The gear available to properly work the jerkbait was primitive compared to today’s standards. The Ambassador 5000 was the gold standard baitcasting reel of the day. Initially braided line was all that was available but monofilament soon became the line of choice. A German brand was stiff as wire but the #12 diameter allowed for greater depth and the right action.
Jimmy found a 5’6” fiberglass Lew’s Speed Stick with a pistol grip handle to his liking. The soft action allowed Jimmy to keep the bait in one area as long as possible. He liked to target specific areas such as the tip of a point, individual trees or even a lone bedding bass. His presentation included cranking the bait down to its maximum depth and then snapping the slack out of the line with the rod. With a graphite rod, the action was immediate and sudden which bass didn’t find as enticing. The fiberglass rod had a lot of bend to it and would impart a softer action to the bait, closely resembling an injured shad. The softer action kept the bait in the strike zone much longer.

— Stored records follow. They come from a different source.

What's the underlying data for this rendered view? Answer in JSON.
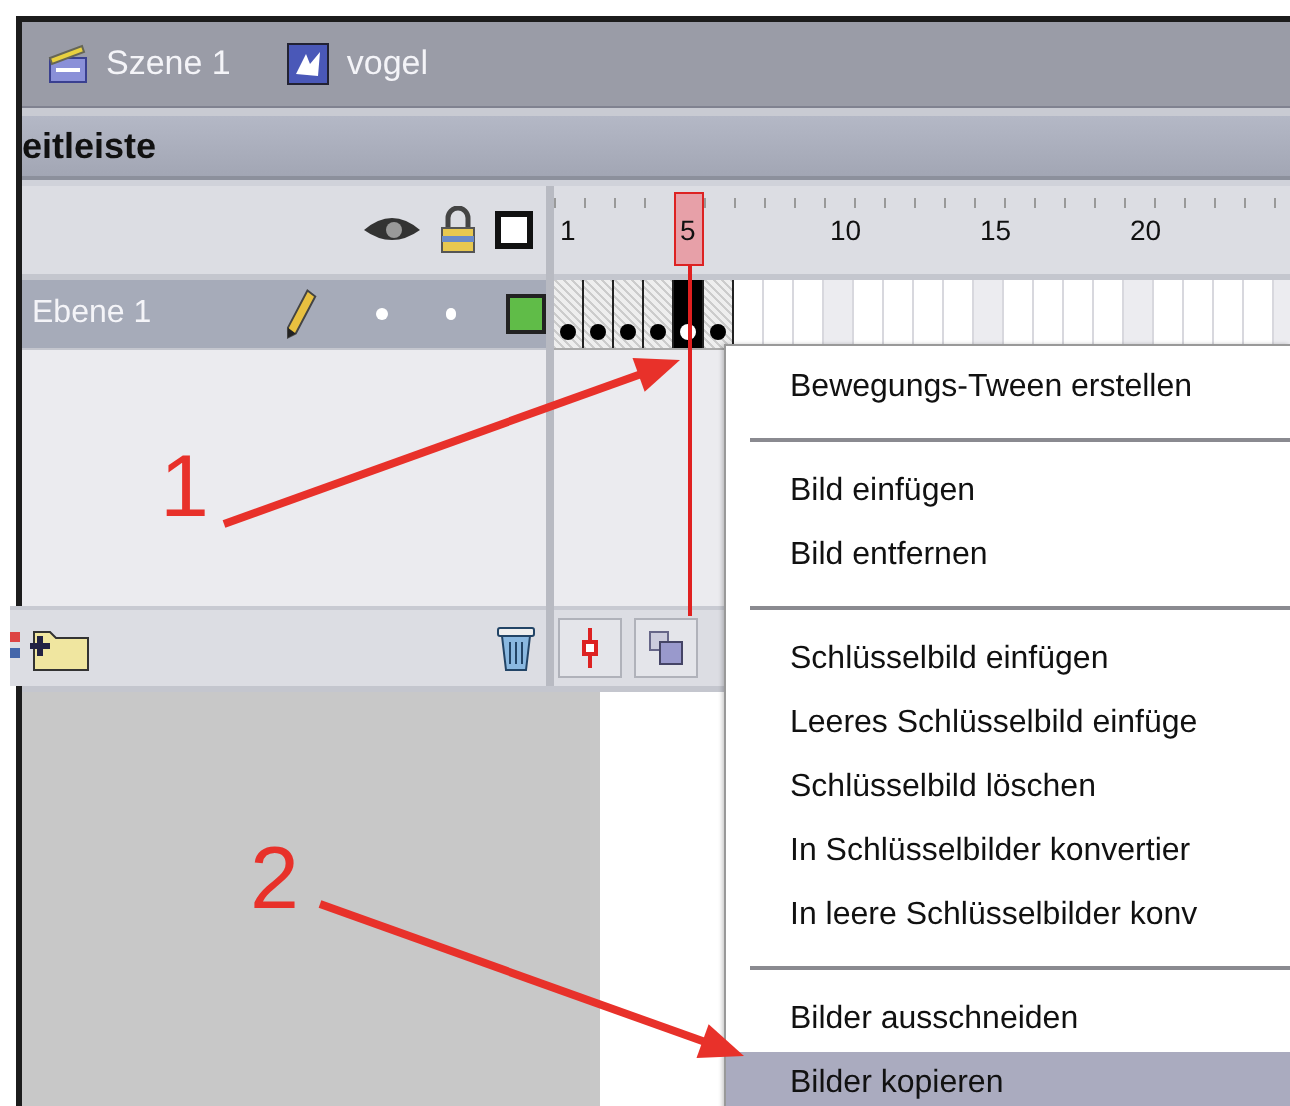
{
  "scene_bar": {
    "items": [
      {
        "label": "Szene 1",
        "kind": "scene"
      },
      {
        "label": "vogel",
        "kind": "symbol"
      }
    ]
  },
  "panel": {
    "title": "eitleiste"
  },
  "ruler": {
    "labels": [
      "1",
      "5",
      "10",
      "15",
      "20"
    ]
  },
  "layers": [
    {
      "name": "Ebene 1",
      "selected": true,
      "frames": [
        {
          "kind": "keyframe",
          "selected": false
        },
        {
          "kind": "keyframe",
          "selected": false
        },
        {
          "kind": "keyframe",
          "selected": false
        },
        {
          "kind": "keyframe",
          "selected": false
        },
        {
          "kind": "keyframe",
          "selected": true
        },
        {
          "kind": "keyframe",
          "selected": false
        }
      ]
    }
  ],
  "context_menu": {
    "groups": [
      [
        {
          "label": "Bewegungs-Tween erstellen",
          "selected": false
        }
      ],
      [
        {
          "label": "Bild einfügen",
          "selected": false
        },
        {
          "label": "Bild entfernen",
          "selected": false
        }
      ],
      [
        {
          "label": "Schlüsselbild einfügen",
          "selected": false
        },
        {
          "label": "Leeres Schlüsselbild einfüge",
          "selected": false
        },
        {
          "label": "Schlüsselbild löschen",
          "selected": false
        },
        {
          "label": "In Schlüsselbilder konvertier",
          "selected": false
        },
        {
          "label": "In leere Schlüsselbilder konv",
          "selected": false
        }
      ],
      [
        {
          "label": "Bilder ausschneiden",
          "selected": false
        },
        {
          "label": "Bilder kopieren",
          "selected": true
        }
      ]
    ]
  },
  "annotations": [
    {
      "label": "1"
    },
    {
      "label": "2"
    }
  ]
}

Although the Rapala could catch fish all year round on a variety of banks, Jimmy’s favorite structure was a deep point that a creek channel swung off of and had the wind blowing directly into in early spring. He would fish down the banks on each side of the point but the best fish were typically relating to the tip of the point. Because of the strong wind, fish were using the point at a feeding shelf. The deep water allowed the fish quick sanctuary if the weather changed and big fish seemed to prefer deep water.
In the late 1970’s and early 80’s, Jimmy tried his hand at BASS and also a western circuit. He registered 3rd and 8th Place finishes with BASS and also won a $100,000 cash tournament on Table Rock Lake in 1983. All of his tournament success came on the jerkbait and he was able to dominate the jerkbait bite across the Ozarks.
Jimmy’s jerkbait legacy can be traced to this very day. His success influenced numerous professional anglers such as Gary Klein, Guido Hibdon and Basil Bacon with BASS as well as western Pro Gary Dobyns. The word was spread through the Pro-on-Pro draw tournaments where other Pros had the opportunity to view his jerkbait system first-hand.
Modern technology has made drastic changes to the function of jerkbaits. The spread of information through seminars, magazine articles and the internet allows all anglers to be instant experts today. Through dedication to one technique, Jimmy Crisp has earned a jerkbait PhD and the title of a true Ozark Master.
Lucky Craft. Megabass. Smithwick. The list could go on and on for a lure category known as hard jerkbaits. Right now is the prime time to fish a jerkbait, rogue, or ripbait, all common names for this slim, shallow diving minnow bait armed with treble hooks.
When the water temperature dips into the low 40’s to upper 30’s, a jerkbait will be found on virtually every